Campus Units

Economics

Document Type

Article

Publication Version

Published Version

Publication Date

2004

Journal or Book Title

Journal of Agricultural & Food Industrial Organization

Volume

2

First Page or Article ID Number

8

Abstract

Genetically modified (GM) foods have been engulfed in considerable controversy, and the early optimism has been dampened. Information issues—labeling and asymmetric information—are central to the GM-food debate. Furthermore, it is important to understand the reaction in developed countries to GM-foods because they set the tone of the world market in grains, oilseeds, and animal products. New results are reported from a statistical analysis of the market characteristics that push consumers in a high-income country to resist GM foods, with an emphasis on negative information from environmental groups and third-party, verifiable information, which could neutralize private information distributed by interested parties. A unique sample of adult consumers participated in laboratory auctions of three food products with randomized labeling and information treatments. A key finding is that GM information supplied by environmental groups increases the probability that consumers are out of the market for GM-foods. Third-party verifiable information, however, dissipates most of the negative effect of the environmental group perspective.
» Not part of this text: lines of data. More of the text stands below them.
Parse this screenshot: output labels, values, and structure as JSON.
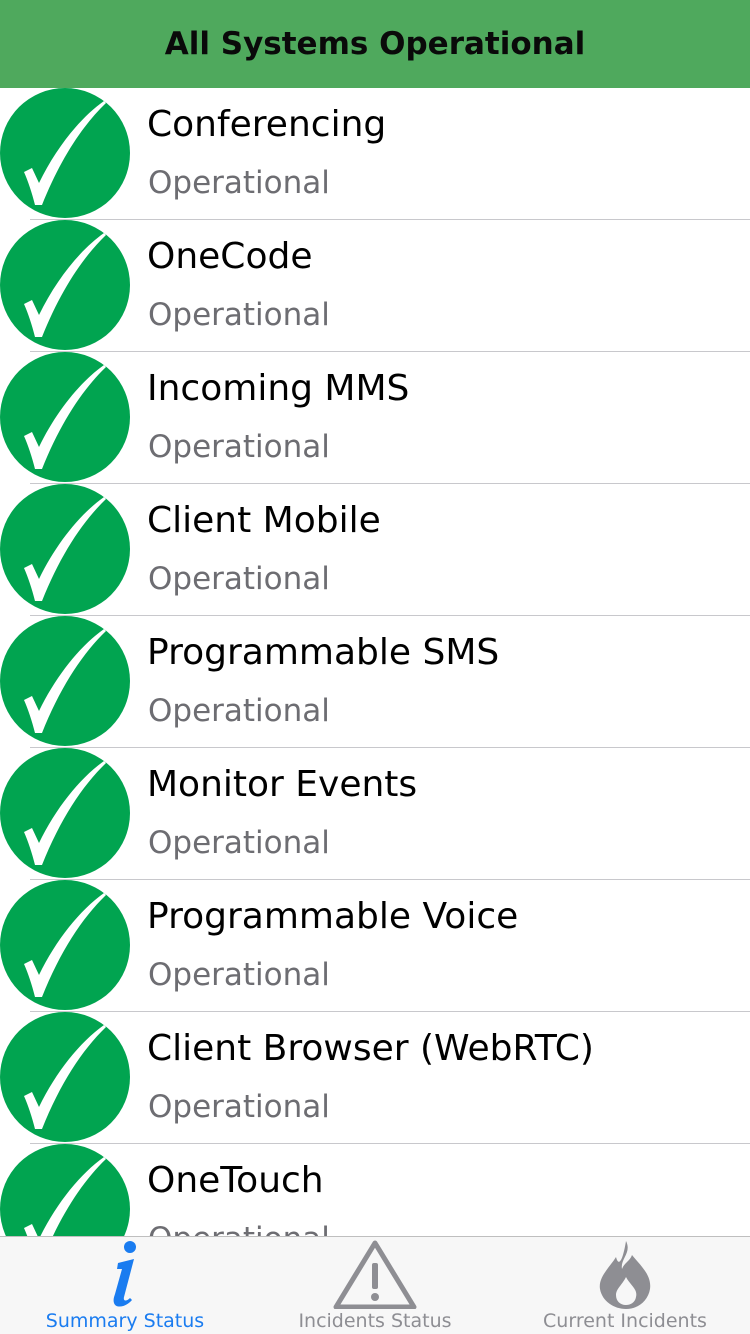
{
  "header": {
    "title": "All Systems Operational"
  },
  "services": [
    {
      "name": "Conferencing",
      "status": "Operational"
    },
    {
      "name": "OneCode",
      "status": "Operational"
    },
    {
      "name": "Incoming MMS",
      "status": "Operational"
    },
    {
      "name": "Client Mobile",
      "status": "Operational"
    },
    {
      "name": "Programmable SMS",
      "status": "Operational"
    },
    {
      "name": "Monitor Events",
      "status": "Operational"
    },
    {
      "name": "Programmable Voice",
      "status": "Operational"
    },
    {
      "name": "Client Browser (WebRTC)",
      "status": "Operational"
    },
    {
      "name": "OneTouch",
      "status": "Operational"
    }
  ],
  "status_icon": "check-circle-icon",
  "colors": {
    "banner": "#4fa95d",
    "operational": "#01a450",
    "tab_active": "#1a7cf0",
    "tab_inactive": "#8e8e93"
  },
  "tabbar": {
    "tabs": [
      {
        "label": "Summary Status",
        "icon": "info-icon",
        "active": true
      },
      {
        "label": "Incidents Status",
        "icon": "warning-icon",
        "active": false
      },
      {
        "label": "Current Incidents",
        "icon": "flame-icon",
        "active": false
      }
    ]
  }
}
Selective adoption of GM crops seems likely to raise world welfare but Western Europe’s banning of GM imports and technology will largely affect them negatively.

Comments

This article is from Journal of Agricultural & Food Industrial Organization 2 (2004): 8.

Rights

Works produced by employees of the U.S. Government as part of their official duties are not copyrighted within the U.S. The content of this document is not copyrighted.

Copyright Owner

The authors

Language

en

File Format

application/pdf

Share

COinS